WORK TO COMPLETE:
Please reproduce every entry below without omitting a single line.

(Records from a collection)
>>>>
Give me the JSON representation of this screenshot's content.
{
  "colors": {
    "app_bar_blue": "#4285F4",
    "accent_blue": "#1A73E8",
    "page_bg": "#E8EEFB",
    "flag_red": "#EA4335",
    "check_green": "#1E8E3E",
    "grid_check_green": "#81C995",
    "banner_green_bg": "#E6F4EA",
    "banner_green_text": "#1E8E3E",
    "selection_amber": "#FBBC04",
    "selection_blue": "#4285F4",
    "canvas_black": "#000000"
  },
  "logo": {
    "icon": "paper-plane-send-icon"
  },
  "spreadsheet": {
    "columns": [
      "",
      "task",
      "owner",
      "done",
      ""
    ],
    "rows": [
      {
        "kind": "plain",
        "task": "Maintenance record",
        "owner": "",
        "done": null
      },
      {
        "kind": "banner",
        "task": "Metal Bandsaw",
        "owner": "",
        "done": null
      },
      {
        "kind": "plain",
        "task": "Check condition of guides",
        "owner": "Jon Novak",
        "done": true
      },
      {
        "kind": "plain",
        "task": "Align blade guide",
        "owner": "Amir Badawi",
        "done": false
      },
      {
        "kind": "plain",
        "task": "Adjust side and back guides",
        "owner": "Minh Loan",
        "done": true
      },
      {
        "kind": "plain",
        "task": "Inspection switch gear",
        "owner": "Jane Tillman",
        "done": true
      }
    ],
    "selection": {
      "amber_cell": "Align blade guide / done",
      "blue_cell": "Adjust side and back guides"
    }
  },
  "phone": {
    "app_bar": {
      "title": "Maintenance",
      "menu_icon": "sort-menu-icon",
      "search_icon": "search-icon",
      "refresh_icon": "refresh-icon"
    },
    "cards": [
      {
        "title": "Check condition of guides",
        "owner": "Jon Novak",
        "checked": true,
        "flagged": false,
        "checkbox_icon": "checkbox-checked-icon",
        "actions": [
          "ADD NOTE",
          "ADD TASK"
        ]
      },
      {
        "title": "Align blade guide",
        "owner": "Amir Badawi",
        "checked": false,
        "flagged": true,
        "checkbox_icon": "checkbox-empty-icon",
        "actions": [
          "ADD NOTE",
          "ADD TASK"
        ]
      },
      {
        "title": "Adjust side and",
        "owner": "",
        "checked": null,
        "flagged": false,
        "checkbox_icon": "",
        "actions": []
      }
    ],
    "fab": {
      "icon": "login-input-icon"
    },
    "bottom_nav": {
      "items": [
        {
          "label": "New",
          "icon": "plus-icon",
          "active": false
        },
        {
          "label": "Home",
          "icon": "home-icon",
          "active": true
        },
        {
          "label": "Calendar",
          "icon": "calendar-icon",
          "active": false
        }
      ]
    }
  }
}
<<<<
SOLUTION TO THE PROBLEM:
Give me the JSON representation of this screenshot's content.
{
  "colors": {
    "app_bar_blue": "#4285F4",
    "accent_blue": "#1A73E8",
    "page_bg": "#E8EEFB",
    "flag_red": "#EA4335",
    "check_green": "#1E8E3E",
    "grid_check_green": "#81C995",
    "banner_green_bg": "#E6F4EA",
    "banner_green_text": "#1E8E3E",
    "selection_amber": "#FBBC04",
    "selection_blue": "#4285F4",
    "canvas_black": "#000000"
  },
  "logo": {
    "icon": "paper-plane-send-icon"
  },
  "spreadsheet": {
    "columns": [
      "",
      "task",
      "owner",
      "done",
      ""
    ],
    "rows": [
      {
        "kind": "plain",
        "task": "Maintenance record",
        "owner": "",
        "done": null
      },
      {
        "kind": "banner",
        "task": "Metal Bandsaw",
        "owner": "",
        "done": null
      },
      {
        "kind": "plain",
        "task": "Check condition of guides",
        "owner": "Jon Novak",
        "done": true
      },
      {
        "kind": "plain",
        "task": "Align blade guide",
        "owner": "Amir Badawi",
        "done": false
      },
      {
        "kind": "plain",
        "task": "Adjust side and back guides",
        "owner": "Minh Loan",
        "done": true
      },
      {
        "kind": "plain",
        "task": "Inspection switch gear",
        "owner": "Jane Tillman",
        "done": true
      }
    ],
    "selection": {
      "amber_cell": "Align blade guide / done",
      "blue_cell": "Adjust side and back guides"
    }
  },
  "phone": {
    "app_bar": {
      "title": "Maintenance",
      "menu_icon": "sort-menu-icon",
      "search_icon": "search-icon",
      "refresh_icon": "refresh-icon"
    },
    "cards": [
      {
        "title": "Check condition of guides",
        "owner": "Jon Novak",
        "checked": true,
        "flagged": false,
        "checkbox_icon": "checkbox-checked-icon",
        "actions": [
          "ADD NOTE",
          "ADD TASK"
        ]
      },
      {
        "title": "Align blade guide",
        "owner": "Amir Badawi",
        "checked": false,
        "flagged": true,
        "checkbox_icon": "checkbox-empty-icon",
        "actions": [
          "ADD NOTE",
          "ADD TASK"
        ]
      },
      {
        "title": "Adjust side and",
        "owner": "",
        "checked": null,
        "flagged": false,
        "checkbox_icon": "",
        "actions": []
      }
    ],
    "fab": {
      "icon": "login-input-icon"
    },
    "bottom_nav": {
      "items": [
        {
          "label": "New",
          "icon": "plus-icon",
          "active": false
        },
        {
          "label": "Home",
          "icon": "home-icon",
          "active": true
        },
        {
          "label": "Calendar",
          "icon": "calendar-icon",
          "active": false
        }
      ]
    }
  }
}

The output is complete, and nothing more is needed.